“Sadly, the most demand from renters is likely during the time you want to be there,” says Timothy Parker, managing partner at Regency Wealth Management in New Jersey. “When we look at numbers with clients we often end up suggesting they rent a home for a week or a month instead of entering the world of landlording. It’s often cheaper and comes with fewer hassles.”

Vacation home taxes

A vacation home is classified as either a personal residence or a rental property by the IRS. It’s a personal residence if you limit renting it out to 14 days or fewer per year; more than 14 days, and it’s considered rental property. In most cases, you’ll have to report rental income regardless of the classification.

The big difference: If your vacation home is classified as a rental property, you won’t be able to claim the mortgage interest tax deduction. However, you can claim losses on your rental if the amount you spend exceeds your rental income. You can report these losses on Schedule E of your Form 1040.

Be sure to talk to an experienced tax professional about your potential liabilities and deductions. Keep in mind you can only deduct interest paid on mortgages of $750,000 or less total of all your homes.

Long-term investment potential

Anyone who remembers the housing crisis of 2007-09 knows that home values are not guaranteed. After the housing market peaked in 2006, home values plummeted by 33 percent nationally, wiping out equity and forcing homeowners into foreclosure.

While it can appreciate, many experts agree that residential real estate is not the ideal asset class for building wealth. So for folks who want to invest for retirement or other long-term goals, a secondary house might not be the best basket for nest eggs.

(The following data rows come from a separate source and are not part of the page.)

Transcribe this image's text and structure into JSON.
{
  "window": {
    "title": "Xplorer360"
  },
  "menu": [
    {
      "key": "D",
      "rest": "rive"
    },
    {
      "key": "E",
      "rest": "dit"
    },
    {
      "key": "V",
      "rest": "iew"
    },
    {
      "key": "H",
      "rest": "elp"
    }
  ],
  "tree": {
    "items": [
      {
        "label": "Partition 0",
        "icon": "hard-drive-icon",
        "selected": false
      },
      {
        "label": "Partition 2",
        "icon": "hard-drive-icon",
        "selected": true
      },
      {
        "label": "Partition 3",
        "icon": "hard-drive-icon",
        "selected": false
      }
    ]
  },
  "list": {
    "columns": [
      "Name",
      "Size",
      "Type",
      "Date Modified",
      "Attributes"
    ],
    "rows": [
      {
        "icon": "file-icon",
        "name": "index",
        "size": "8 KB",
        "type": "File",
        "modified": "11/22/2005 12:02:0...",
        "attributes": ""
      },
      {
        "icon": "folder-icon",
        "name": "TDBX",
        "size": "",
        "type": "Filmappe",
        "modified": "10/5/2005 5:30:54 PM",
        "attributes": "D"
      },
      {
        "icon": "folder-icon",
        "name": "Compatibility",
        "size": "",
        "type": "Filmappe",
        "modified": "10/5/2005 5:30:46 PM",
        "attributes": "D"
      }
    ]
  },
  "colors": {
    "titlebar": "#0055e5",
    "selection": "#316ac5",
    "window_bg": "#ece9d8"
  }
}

Do your research on the local housing market to get a sense of whether it has a proven track record as an appealing destination for vacationers and other secondary-home buyers.

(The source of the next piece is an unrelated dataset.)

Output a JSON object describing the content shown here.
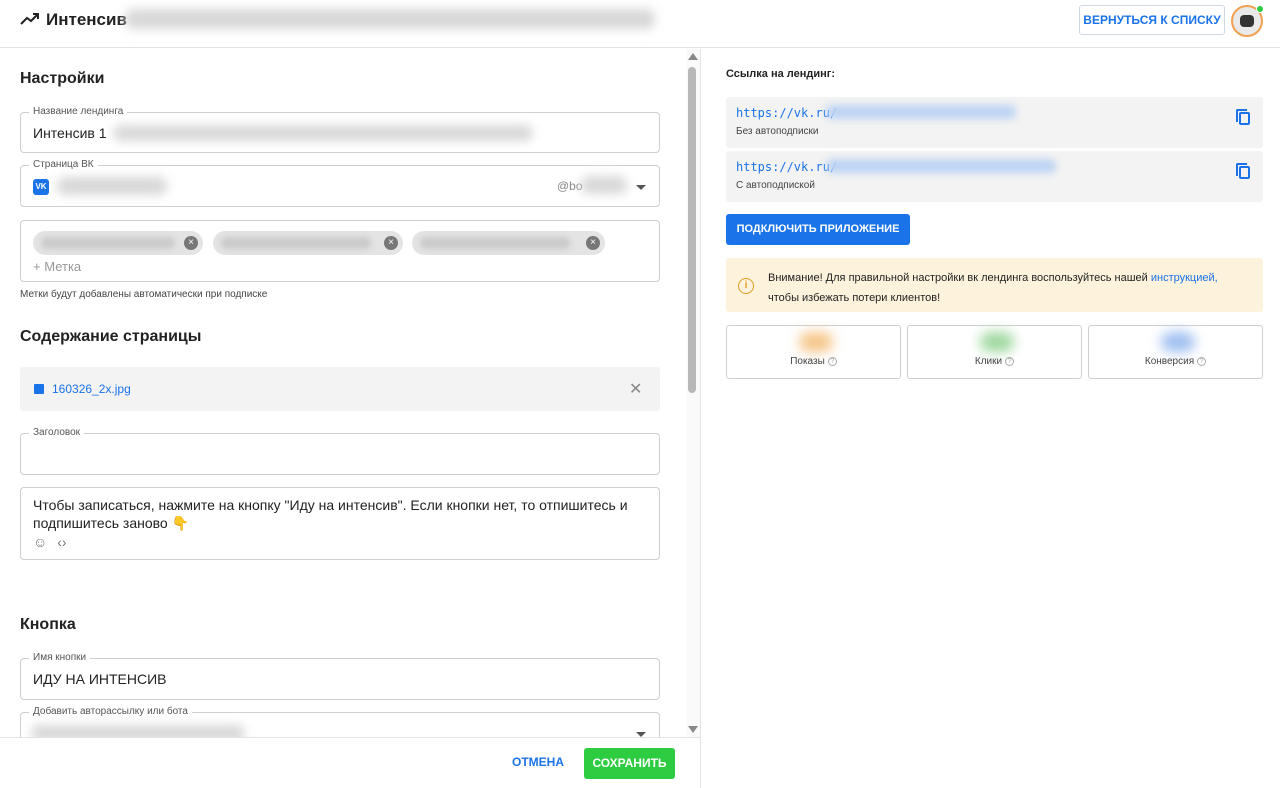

Reasons for owning a second home

Despite all the work you’ll need to do and the money you’ll need to spend, there are many great reasons to buy a second home including:

  • Diversify your investments: Owning a second home allows for getting beyond the usual stocks, bonds and 401(k) plan. A second home can also act as a buy-and-hold investment — real estate does tend to appreciate in value over time — and be a valuable asset to pass on to heirs.
  • Potential to move there full time: A second home can eventually become your primary residence — so you can avoid any of the real work involved in finding a new location when you’re ready to retire.
  • Generate passive income: As long as your property is located in an area with relaxed laws regarding short-term rentals, you can collect easy money by listing it on Airbnb, VRBO or any other rental platform.
  • Have a place to host every family reunion and gathering: A second home can act as the meeting point for friends and family to come together and disconnect from daily life stressors.

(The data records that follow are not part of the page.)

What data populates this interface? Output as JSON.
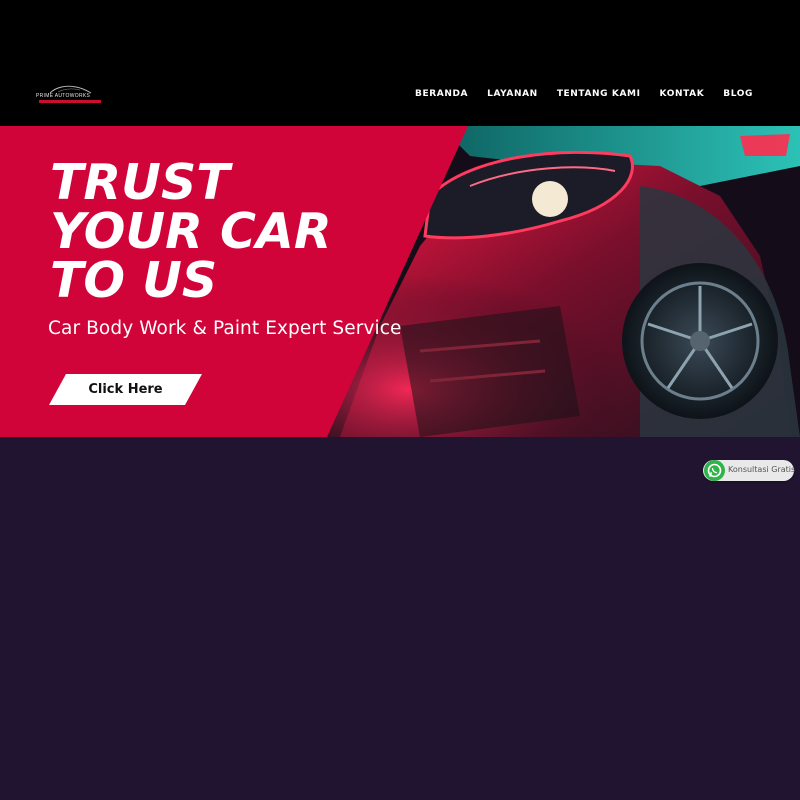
{
  "header": {
    "logo_text": "PRIME AUTOWORKS",
    "nav": [
      "BERANDA",
      "LAYANAN",
      "TENTANG KAMI",
      "KONTAK",
      "BLOG"
    ]
  },
  "hero": {
    "headline_lines": [
      "TRUST",
      "YOUR CAR",
      "TO US"
    ],
    "subtitle": "Car Body Work & Paint Expert Service",
    "cta_label": "Click Here",
    "image": "car-front-neon-photo"
  },
  "whatsapp": {
    "icon": "whatsapp-icon",
    "label": "Konsultasi Gratis"
  },
  "colors": {
    "header_bg": "#000000",
    "accent_red": "#d1043a",
    "page_bg": "#211431",
    "cta_bg": "#ffffff",
    "whatsapp_green": "#2fb34a"
  }
}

Should you buy a second home?

Consider the pros and cons to determine if you should buy a second home. Owning a second home means you have a vacation spot you can return to year after year without worrying about making reservations. A secondary home can also be a valuable financial asset, one that has the potential to increase your wealth over time if the home value appreciates significantly.

But you should also think about your finances. Can you afford the expenses associated with owning a second home, including ongoing maintenance and upkeep and property taxes? These types of expenses can put a strain on your budget or limit your financial ability to travel elsewhere.

In addition, if you’re considering buying a second home to rent, make sure your desired area isn’t in a location that has local laws limiting Airbnb-style rental homes. You should also consider the time and effort that goes into being a landlord and if that’s truly a job you want to take on.

How to buy a second home

If you’re buying a second home and will need financing to make the purchase, be sure to review your budget and ensure you can reasonably accommodate a second mortgage payment. You’ll also need to budget for such expenses as homeowners insurance, utilities and property taxes. When you’re ready to start shopping for a second home, you’ll need to find a real estate agent and get preapproved for a mortgage.